“Indeed, a number of our elected representatives, MLAs and Councillors were in Monaghan campaigning to retain the Eighth Amendment of the Constitution which states 'The State acknowledges the right to life of the unborn and, with due regard to the equal right to life of the mother, guarantees in its laws to respect, and, as far as practicable, by its laws to defend and vindicate that right.' - the rights of the mother and her unborn child are so precious to us all," they concluded.
The statement was signed off by: Patsy McGlone MLA, Councillor Martin Kearney, Councillor Sharon McAleer, Councillor Christine McFlynn, Councillor Denise Mullen and Councillor Malachy Quinn.
Robinson, who is a member of Socialist Party and Labour Alternative in East Belfast, responded to the Pro-Life stance of the Mid-Ulster representatives of SDLP, and Francie Molloy.
“They should take note of the referendum in the south. I mean their lies were completely exposed and rejected and so was the misogyny of the campaign. They blatantly lied about the abortion pills and lie about the reasons why woman take them and they should take note that people's attitude are actually far further than they expect them to be and they are going to be changing," she said.
Northern Ireland is the only part of the UK where the procedure is not legal, aside from exceptional cases, and Ireland has voted to allow it in early pregnancy, and British Prime Minister Theresa May has come under pressure to legislate for abortion in Northern Ireland since the Stormont Assembly has been suspended for over 12 months.
The activists confirmed there will be more planned marches and more specific work, including stalls and meeting groups in the Mid-Ulster area in the coming months.

Share

Subscribe to read full newspaper »

Send to a friend

Please complete the following form to inform a friend about this page.

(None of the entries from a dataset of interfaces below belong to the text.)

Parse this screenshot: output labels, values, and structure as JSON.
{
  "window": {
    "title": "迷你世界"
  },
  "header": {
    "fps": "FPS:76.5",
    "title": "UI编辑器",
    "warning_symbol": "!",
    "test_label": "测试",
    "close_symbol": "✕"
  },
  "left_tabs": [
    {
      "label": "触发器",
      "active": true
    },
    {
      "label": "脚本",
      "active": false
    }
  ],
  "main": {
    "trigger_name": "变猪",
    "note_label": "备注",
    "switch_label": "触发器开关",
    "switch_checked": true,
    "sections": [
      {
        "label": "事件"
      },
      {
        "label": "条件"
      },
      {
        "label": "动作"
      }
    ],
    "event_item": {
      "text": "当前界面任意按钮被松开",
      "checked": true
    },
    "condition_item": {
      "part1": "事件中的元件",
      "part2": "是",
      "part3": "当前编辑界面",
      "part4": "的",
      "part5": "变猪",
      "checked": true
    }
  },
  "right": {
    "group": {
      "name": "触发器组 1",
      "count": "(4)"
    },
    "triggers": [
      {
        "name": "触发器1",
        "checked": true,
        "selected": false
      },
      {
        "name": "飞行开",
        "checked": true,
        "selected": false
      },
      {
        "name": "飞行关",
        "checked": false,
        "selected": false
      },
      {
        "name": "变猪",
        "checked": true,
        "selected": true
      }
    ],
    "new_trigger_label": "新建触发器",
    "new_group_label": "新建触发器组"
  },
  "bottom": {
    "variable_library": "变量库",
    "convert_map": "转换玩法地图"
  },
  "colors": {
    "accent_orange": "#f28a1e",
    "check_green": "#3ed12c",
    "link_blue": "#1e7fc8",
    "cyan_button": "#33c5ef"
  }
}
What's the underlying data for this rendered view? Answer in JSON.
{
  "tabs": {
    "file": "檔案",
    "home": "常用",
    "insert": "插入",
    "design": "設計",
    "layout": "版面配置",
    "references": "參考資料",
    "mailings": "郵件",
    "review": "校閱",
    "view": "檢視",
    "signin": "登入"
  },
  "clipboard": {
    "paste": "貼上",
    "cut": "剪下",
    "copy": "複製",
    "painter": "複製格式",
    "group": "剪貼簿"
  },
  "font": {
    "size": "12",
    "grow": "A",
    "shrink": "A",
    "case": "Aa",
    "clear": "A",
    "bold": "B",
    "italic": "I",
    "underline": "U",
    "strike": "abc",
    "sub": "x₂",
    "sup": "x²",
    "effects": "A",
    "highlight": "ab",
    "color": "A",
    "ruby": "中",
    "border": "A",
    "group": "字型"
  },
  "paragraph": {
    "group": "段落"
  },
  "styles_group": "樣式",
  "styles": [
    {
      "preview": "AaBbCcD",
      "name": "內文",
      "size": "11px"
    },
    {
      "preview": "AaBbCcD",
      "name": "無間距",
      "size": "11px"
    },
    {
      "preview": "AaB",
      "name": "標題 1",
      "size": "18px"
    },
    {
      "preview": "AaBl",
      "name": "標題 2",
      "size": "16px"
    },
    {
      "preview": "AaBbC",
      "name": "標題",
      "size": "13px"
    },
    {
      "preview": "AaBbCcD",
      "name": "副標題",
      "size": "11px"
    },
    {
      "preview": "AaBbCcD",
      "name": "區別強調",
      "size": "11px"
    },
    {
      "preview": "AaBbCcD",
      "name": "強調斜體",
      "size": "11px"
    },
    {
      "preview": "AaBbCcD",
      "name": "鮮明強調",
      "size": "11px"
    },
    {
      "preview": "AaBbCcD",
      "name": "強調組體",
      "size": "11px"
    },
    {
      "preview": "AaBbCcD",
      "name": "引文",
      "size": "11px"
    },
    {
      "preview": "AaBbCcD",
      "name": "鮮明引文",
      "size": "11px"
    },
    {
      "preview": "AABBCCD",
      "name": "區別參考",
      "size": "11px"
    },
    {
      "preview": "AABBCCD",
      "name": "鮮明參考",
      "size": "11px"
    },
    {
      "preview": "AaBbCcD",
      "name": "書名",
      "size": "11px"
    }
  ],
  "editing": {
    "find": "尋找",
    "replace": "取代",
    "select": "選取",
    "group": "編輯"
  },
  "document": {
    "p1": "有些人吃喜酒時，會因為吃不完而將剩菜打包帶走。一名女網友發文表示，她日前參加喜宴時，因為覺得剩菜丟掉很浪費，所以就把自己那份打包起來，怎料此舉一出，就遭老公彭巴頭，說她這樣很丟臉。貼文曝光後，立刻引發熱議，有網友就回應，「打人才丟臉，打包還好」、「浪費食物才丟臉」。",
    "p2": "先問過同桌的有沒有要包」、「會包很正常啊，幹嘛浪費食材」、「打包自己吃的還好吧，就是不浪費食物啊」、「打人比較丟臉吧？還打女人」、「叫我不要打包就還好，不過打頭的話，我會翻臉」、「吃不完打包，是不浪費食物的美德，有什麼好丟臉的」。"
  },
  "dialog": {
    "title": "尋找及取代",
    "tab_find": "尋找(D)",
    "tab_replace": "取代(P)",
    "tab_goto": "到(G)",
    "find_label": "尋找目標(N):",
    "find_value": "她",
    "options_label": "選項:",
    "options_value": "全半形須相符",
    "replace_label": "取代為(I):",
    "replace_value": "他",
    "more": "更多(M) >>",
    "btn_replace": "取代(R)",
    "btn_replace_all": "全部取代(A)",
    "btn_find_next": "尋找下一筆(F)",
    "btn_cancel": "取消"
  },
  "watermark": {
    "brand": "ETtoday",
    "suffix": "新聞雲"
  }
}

In order to process your information we must ask you to enter the letters in the image into the box:

CAPTCHA Image play audio version Reload Image

* Mandatory field - please complete